Hence this giant cull that removes Kiradech Aphibarnrat, Jonas Blixt, Gregory Bourdy, Keegan Bradley, Roberto Castro, Ashley Chesters, Jason Day, Brendon de Jonge, Graham DeLaet, Jamie Donaldson, Victor Dubuisson, Jason Dufner, Matt Every, Gonzalo Fernandez-Castano, Harris English, Tommy Fleetwood, Stephen Gallacher, Branden Grace, Bill Haas, Russell Henley, Billy Horschel, Thongchai Jaidee, Hyung-Sung Kim, Chris Kirk, Masanori Kobayashi, Pablo Larrazabal, Marc Leishman, Alexander Levy, Shane Lowry, Joost Luiten, Ryan Moore, DA Points, Patrick Reed, Brett Rumford, Charl Schwartzel, Webb Simpson, Richard Sterne, Kevin Streelman, Brendon Todd, Peter Uilhein, Jimmy Walker, Dawie van der Walt, Boo Weekley, Bernd Wiesberger, Gary Woodland and YE Yang.
6. Nine of the last 14 Open champions had recorded at least one top five in the previous six majors.
A lack of recent major form sees us erase Thomas Bjorn, Paul Casey, Sergio Garcia, David Howell, Dustin Johnson, Zach Johnson, Paul Lawrie, Martin Kaymer, Graeme McDowell, Rory McIlroy, Louis Oosthuizen and Brandt Snedeker.
7. Eleven of the last 14 Champions had won at least five European or PGA Tour events prior to claiming the jug.
It’s the end of the road for Thomas Aiken, Ben Curtis, Rickie Fowler, Mikko Ilonen, Hideki Matsuyama, Francesco Molinari and Chris Wood. (Curtis is the closest to staying in, with four).
8. The last 10 Open champions had won a European or PGA Tour event that season or the season before.
We remove Angel Cabrera, Stewart Cink, Darren Clarke, Luke Donald, David Duval, Jim Furyk, Padraig Harrington, Justin Leonard, Hunter Mahan, Ian Poulter and Nick Watney.
9. The last player to come back and win the Open the year after they had finished in second place was Jack Nicklaus in 1978.
With regret, we take out last year’s runner-up to Phil Mickelson on the scorched links of Muirfield, Henrik Stenson.
10. Finally, 10 of the last 14 Open champions had previously won a major or a WGC event.
So, with sadness, our final cut ends the hopes of Lee Westwood.
Ernie Els, Matt Kuchar, Phil Mickelson, Justin Rose, Adam Scott and Tiger Woods.
And the winner is………!!!!
The 33-year-old Englishman’s Open record is poor but he has recorded three top-15 finishes in the oldest major, he is coming back into form after an injury-hit start to the season and his ultra-accurate iron play is perfectly suited to the test at Royal Liverpool.
Add these to the fact that five out of the last six Open winners had missed the cut the previous year and you have our selection.

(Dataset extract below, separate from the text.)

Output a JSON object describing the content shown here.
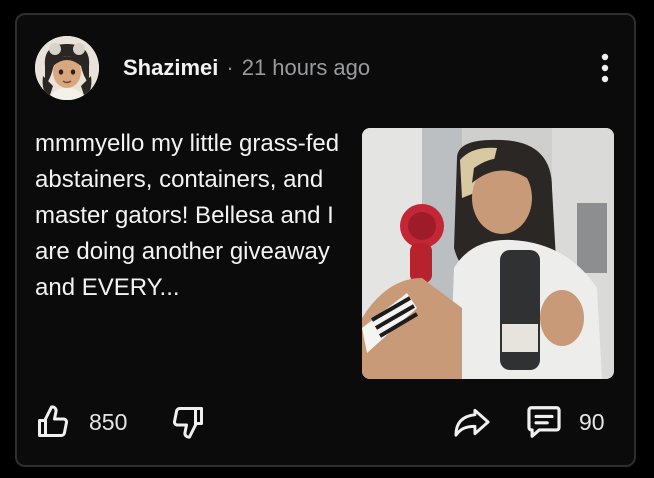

Justin Rose will recover from sitting out the weekend at Muirfield in 2013 to win in 2014.
Got an opinion on this story, who are YOU backing for THE OPEN??…….